[[ Material for the task, beginning ]]

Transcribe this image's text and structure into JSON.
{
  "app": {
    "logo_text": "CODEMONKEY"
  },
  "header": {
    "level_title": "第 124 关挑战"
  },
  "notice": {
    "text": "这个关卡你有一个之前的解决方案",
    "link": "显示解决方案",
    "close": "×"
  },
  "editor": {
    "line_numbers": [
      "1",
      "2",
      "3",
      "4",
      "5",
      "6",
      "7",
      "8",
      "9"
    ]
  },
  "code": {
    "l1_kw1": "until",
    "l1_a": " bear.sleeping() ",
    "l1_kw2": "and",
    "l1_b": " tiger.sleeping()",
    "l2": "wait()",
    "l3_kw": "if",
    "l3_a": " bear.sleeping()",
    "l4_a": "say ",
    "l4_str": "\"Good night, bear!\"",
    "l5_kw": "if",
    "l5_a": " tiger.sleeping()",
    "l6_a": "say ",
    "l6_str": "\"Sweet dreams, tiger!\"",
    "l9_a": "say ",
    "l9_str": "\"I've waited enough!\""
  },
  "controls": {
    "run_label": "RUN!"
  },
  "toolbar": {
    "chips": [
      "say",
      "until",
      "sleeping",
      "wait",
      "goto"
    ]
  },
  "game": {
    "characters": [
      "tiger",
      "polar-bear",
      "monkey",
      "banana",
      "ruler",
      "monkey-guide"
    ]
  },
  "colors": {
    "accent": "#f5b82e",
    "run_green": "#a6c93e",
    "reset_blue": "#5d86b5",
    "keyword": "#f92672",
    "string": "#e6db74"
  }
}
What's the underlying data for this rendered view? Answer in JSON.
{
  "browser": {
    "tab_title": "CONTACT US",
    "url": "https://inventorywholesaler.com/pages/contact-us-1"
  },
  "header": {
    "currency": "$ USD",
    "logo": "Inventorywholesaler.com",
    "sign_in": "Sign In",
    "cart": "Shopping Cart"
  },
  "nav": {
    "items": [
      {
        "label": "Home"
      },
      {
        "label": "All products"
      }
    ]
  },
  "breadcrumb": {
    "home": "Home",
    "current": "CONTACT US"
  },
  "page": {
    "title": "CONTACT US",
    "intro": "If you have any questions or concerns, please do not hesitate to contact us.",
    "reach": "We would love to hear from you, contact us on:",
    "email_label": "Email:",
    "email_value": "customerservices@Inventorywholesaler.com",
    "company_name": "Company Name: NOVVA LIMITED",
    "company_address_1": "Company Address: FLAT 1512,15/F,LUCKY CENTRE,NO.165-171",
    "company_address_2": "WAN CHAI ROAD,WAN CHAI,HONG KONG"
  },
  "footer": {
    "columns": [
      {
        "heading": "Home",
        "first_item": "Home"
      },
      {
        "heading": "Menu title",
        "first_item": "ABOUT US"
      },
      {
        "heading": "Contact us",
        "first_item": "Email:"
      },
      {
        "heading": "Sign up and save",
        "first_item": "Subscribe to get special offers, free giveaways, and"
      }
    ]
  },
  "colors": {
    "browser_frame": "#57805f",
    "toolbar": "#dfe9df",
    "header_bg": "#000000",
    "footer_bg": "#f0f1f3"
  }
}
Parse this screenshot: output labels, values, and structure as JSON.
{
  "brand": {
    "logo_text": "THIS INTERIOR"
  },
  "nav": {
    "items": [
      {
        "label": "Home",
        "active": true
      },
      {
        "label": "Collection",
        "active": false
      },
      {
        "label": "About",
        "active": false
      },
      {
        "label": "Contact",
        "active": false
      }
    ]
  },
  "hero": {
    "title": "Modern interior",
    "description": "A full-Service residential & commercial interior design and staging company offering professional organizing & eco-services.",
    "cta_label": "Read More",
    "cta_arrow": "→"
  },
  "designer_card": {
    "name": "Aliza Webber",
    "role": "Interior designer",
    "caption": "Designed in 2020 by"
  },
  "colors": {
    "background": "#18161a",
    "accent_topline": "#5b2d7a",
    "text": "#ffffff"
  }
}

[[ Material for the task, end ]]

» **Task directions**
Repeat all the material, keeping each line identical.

» **Answer box**
Transcribe this image's text and structure into JSON.
{
  "app": {
    "logo_text": "CODEMONKEY"
  },
  "header": {
    "level_title": "第 124 关挑战"
  },
  "notice": {
    "text": "这个关卡你有一个之前的解决方案",
    "link": "显示解决方案",
    "close": "×"
  },
  "editor": {
    "line_numbers": [
      "1",
      "2",
      "3",
      "4",
      "5",
      "6",
      "7",
      "8",
      "9"
    ]
  },
  "code": {
    "l1_kw1": "until",
    "l1_a": " bear.sleeping() ",
    "l1_kw2": "and",
    "l1_b": " tiger.sleeping()",
    "l2": "wait()",
    "l3_kw": "if",
    "l3_a": " bear.sleeping()",
    "l4_a": "say ",
    "l4_str": "\"Good night, bear!\"",
    "l5_kw": "if",
    "l5_a": " tiger.sleeping()",
    "l6_a": "say ",
    "l6_str": "\"Sweet dreams, tiger!\"",
    "l9_a": "say ",
    "l9_str": "\"I've waited enough!\""
  },
  "controls": {
    "run_label": "RUN!"
  },
  "toolbar": {
    "chips": [
      "say",
      "until",
      "sleeping",
      "wait",
      "goto"
    ]
  },
  "game": {
    "characters": [
      "tiger",
      "polar-bear",
      "monkey",
      "banana",
      "ruler",
      "monkey-guide"
    ]
  },
  "colors": {
    "accent": "#f5b82e",
    "run_green": "#a6c93e",
    "reset_blue": "#5d86b5",
    "keyword": "#f92672",
    "string": "#e6db74"
  }
}
What's the underlying data for this rendered view? Answer in JSON.
{
  "browser": {
    "tab_title": "CONTACT US",
    "url": "https://inventorywholesaler.com/pages/contact-us-1"
  },
  "header": {
    "currency": "$ USD",
    "logo": "Inventorywholesaler.com",
    "sign_in": "Sign In",
    "cart": "Shopping Cart"
  },
  "nav": {
    "items": [
      {
        "label": "Home"
      },
      {
        "label": "All products"
      }
    ]
  },
  "breadcrumb": {
    "home": "Home",
    "current": "CONTACT US"
  },
  "page": {
    "title": "CONTACT US",
    "intro": "If you have any questions or concerns, please do not hesitate to contact us.",
    "reach": "We would love to hear from you, contact us on:",
    "email_label": "Email:",
    "email_value": "customerservices@Inventorywholesaler.com",
    "company_name": "Company Name: NOVVA LIMITED",
    "company_address_1": "Company Address: FLAT 1512,15/F,LUCKY CENTRE,NO.165-171",
    "company_address_2": "WAN CHAI ROAD,WAN CHAI,HONG KONG"
  },
  "footer": {
    "columns": [
      {
        "heading": "Home",
        "first_item": "Home"
      },
      {
        "heading": "Menu title",
        "first_item": "ABOUT US"
      },
      {
        "heading": "Contact us",
        "first_item": "Email:"
      },
      {
        "heading": "Sign up and save",
        "first_item": "Subscribe to get special offers, free giveaways, and"
      }
    ]
  },
  "colors": {
    "browser_frame": "#57805f",
    "toolbar": "#dfe9df",
    "header_bg": "#000000",
    "footer_bg": "#f0f1f3"
  }
}
Parse this screenshot: output labels, values, and structure as JSON.
{
  "brand": {
    "logo_text": "THIS INTERIOR"
  },
  "nav": {
    "items": [
      {
        "label": "Home",
        "active": true
      },
      {
        "label": "Collection",
        "active": false
      },
      {
        "label": "About",
        "active": false
      },
      {
        "label": "Contact",
        "active": false
      }
    ]
  },
  "hero": {
    "title": "Modern interior",
    "description": "A full-Service residential & commercial interior design and staging company offering professional organizing & eco-services.",
    "cta_label": "Read More",
    "cta_arrow": "→"
  },
  "designer_card": {
    "name": "Aliza Webber",
    "role": "Interior designer",
    "caption": "Designed in 2020 by"
  },
  "colors": {
    "background": "#18161a",
    "accent_topline": "#5b2d7a",
    "text": "#ffffff"
  }
}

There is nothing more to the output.